**Your goal**: Where a line below includes the word "labels", copy that line.

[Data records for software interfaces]
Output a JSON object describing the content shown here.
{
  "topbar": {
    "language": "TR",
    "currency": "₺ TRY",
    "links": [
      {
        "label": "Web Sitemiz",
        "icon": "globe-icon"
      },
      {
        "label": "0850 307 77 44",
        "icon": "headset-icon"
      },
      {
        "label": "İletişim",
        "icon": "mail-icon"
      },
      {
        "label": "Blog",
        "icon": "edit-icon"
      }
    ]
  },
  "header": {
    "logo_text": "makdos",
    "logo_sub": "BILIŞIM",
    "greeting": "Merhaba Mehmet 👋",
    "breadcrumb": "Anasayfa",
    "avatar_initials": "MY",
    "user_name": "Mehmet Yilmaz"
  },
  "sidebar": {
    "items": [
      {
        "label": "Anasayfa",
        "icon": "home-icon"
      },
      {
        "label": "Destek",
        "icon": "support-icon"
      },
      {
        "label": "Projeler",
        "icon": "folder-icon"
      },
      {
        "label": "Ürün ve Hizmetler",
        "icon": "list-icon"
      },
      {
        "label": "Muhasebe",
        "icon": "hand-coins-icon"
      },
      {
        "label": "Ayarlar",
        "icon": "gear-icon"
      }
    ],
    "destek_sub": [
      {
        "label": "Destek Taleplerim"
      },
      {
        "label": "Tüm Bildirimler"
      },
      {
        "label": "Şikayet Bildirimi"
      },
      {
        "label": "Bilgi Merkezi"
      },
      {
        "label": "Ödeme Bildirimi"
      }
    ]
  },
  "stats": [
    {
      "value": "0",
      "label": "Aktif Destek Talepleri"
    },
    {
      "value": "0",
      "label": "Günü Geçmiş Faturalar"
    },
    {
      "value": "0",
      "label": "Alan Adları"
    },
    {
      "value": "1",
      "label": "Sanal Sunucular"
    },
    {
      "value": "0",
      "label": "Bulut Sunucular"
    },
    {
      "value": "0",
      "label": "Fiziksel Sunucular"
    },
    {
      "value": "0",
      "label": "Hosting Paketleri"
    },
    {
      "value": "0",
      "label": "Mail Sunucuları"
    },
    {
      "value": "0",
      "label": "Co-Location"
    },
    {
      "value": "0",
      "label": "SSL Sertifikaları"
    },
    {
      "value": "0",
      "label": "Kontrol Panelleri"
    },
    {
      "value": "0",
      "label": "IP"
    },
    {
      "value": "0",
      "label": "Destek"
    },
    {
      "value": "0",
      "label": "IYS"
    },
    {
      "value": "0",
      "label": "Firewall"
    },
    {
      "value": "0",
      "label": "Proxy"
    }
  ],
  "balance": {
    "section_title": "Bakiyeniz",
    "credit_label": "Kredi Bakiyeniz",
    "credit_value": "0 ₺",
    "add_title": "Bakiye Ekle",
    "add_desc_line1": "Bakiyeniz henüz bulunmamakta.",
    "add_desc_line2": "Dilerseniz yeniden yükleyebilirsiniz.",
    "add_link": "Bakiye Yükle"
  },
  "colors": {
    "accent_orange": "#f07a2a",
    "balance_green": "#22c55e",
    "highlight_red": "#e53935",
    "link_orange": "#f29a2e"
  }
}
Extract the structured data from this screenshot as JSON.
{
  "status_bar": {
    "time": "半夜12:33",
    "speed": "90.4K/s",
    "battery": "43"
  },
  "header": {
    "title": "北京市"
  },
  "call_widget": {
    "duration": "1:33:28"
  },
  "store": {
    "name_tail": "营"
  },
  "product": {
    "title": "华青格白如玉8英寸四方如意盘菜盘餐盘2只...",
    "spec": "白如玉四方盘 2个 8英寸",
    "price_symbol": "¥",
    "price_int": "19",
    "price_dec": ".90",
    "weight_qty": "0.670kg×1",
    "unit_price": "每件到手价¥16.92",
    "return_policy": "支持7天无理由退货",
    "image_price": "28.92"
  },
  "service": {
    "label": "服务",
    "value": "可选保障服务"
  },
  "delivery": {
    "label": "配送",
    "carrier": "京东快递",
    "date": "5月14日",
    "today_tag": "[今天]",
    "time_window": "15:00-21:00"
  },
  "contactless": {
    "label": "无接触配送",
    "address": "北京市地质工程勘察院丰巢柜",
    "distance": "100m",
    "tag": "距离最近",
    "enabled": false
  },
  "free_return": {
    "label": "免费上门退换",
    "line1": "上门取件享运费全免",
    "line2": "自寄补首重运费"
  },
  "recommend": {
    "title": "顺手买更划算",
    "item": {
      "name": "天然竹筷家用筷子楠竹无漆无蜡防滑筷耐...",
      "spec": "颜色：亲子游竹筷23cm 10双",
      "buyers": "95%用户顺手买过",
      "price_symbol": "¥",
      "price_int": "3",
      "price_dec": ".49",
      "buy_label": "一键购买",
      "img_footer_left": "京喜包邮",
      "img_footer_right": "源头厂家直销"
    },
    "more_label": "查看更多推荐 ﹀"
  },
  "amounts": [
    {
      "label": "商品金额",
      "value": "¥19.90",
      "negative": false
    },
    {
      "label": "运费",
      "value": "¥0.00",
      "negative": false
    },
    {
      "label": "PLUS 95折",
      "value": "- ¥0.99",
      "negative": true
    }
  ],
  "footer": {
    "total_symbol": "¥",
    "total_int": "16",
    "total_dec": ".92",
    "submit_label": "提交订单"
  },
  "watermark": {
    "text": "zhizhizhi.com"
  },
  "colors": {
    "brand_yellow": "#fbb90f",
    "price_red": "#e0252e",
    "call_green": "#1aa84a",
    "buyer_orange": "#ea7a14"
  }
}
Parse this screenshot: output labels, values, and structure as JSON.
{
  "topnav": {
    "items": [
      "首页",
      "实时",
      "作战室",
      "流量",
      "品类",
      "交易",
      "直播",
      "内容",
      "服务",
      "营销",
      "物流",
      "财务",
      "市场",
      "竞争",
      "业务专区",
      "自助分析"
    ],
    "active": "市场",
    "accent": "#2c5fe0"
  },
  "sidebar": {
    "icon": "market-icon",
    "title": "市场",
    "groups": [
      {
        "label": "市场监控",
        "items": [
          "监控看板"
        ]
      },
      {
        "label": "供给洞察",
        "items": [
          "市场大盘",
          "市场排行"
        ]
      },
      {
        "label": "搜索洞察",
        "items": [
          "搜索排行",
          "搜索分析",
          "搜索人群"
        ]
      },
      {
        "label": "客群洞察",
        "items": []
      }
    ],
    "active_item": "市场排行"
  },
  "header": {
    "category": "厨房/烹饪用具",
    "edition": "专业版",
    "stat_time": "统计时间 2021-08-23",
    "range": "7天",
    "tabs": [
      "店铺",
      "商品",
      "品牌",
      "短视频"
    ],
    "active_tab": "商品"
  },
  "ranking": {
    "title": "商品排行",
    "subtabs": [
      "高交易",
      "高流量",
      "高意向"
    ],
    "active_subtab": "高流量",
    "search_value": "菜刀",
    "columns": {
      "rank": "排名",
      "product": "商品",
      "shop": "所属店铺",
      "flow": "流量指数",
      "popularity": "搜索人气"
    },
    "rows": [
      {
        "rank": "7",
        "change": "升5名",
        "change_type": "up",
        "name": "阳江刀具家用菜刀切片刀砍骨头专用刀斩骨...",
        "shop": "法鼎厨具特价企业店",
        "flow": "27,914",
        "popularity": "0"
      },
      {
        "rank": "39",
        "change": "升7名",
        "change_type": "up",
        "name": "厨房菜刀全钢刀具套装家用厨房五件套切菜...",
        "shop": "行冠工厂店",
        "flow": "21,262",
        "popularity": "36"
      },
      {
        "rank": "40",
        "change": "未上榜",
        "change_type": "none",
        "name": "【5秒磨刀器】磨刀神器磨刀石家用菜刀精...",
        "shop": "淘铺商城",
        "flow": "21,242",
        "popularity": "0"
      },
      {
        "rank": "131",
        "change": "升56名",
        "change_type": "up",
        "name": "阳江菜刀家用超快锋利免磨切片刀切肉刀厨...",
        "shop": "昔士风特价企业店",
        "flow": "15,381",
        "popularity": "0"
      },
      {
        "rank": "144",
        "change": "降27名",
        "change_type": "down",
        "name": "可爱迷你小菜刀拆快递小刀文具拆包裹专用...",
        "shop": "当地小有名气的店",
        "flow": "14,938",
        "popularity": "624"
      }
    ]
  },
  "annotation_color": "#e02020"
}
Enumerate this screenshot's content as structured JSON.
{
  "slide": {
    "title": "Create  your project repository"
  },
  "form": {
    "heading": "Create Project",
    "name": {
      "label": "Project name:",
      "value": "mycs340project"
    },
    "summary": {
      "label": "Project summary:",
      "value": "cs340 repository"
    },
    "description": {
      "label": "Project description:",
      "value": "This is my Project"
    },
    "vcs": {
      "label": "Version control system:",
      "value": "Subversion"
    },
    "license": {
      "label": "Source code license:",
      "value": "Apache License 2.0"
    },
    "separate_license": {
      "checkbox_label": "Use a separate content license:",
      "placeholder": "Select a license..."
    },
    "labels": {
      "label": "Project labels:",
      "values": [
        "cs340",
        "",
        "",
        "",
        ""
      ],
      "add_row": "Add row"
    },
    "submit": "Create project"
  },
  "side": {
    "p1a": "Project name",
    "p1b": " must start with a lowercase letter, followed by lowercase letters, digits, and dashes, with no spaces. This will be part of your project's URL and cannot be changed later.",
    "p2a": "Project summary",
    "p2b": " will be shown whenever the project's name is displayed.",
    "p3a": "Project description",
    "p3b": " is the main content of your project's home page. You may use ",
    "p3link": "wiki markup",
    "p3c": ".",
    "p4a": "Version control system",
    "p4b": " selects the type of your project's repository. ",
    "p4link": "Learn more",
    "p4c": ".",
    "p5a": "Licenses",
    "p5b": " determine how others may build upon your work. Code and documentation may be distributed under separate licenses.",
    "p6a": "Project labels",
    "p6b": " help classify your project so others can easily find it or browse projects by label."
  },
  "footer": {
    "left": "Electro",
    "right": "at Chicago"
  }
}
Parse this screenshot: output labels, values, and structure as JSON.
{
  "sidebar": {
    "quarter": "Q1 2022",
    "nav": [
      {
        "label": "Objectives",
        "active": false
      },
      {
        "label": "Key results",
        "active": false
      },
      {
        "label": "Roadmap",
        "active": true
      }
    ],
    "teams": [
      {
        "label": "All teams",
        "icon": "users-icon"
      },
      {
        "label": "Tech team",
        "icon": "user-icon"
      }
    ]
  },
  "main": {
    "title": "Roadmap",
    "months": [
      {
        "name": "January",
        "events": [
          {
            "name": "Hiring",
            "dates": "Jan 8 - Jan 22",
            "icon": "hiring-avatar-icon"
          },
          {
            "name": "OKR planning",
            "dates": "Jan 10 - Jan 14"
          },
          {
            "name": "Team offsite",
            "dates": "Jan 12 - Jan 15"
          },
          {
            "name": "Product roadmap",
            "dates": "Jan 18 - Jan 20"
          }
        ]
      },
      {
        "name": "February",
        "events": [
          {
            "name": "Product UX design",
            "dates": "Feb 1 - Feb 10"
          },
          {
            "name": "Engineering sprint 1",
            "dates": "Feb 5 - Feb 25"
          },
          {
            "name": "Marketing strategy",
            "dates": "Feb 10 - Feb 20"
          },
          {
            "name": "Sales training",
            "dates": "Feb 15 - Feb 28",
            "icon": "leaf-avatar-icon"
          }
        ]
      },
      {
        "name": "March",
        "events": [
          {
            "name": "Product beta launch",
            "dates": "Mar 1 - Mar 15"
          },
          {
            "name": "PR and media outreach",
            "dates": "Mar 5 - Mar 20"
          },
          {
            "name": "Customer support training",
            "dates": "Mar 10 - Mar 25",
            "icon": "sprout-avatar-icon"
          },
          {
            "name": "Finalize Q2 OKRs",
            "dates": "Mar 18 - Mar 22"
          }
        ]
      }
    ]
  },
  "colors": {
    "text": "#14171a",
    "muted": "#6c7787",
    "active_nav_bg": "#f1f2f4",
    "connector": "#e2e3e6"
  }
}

**Written response**:
Parse this screenshot: output labels, values, and structure as JSON.
    "labels": {
      "label": "Project labels:",
    "p6a": "Project labels",
Parse this screenshot: output labels, values, and structure as JSON.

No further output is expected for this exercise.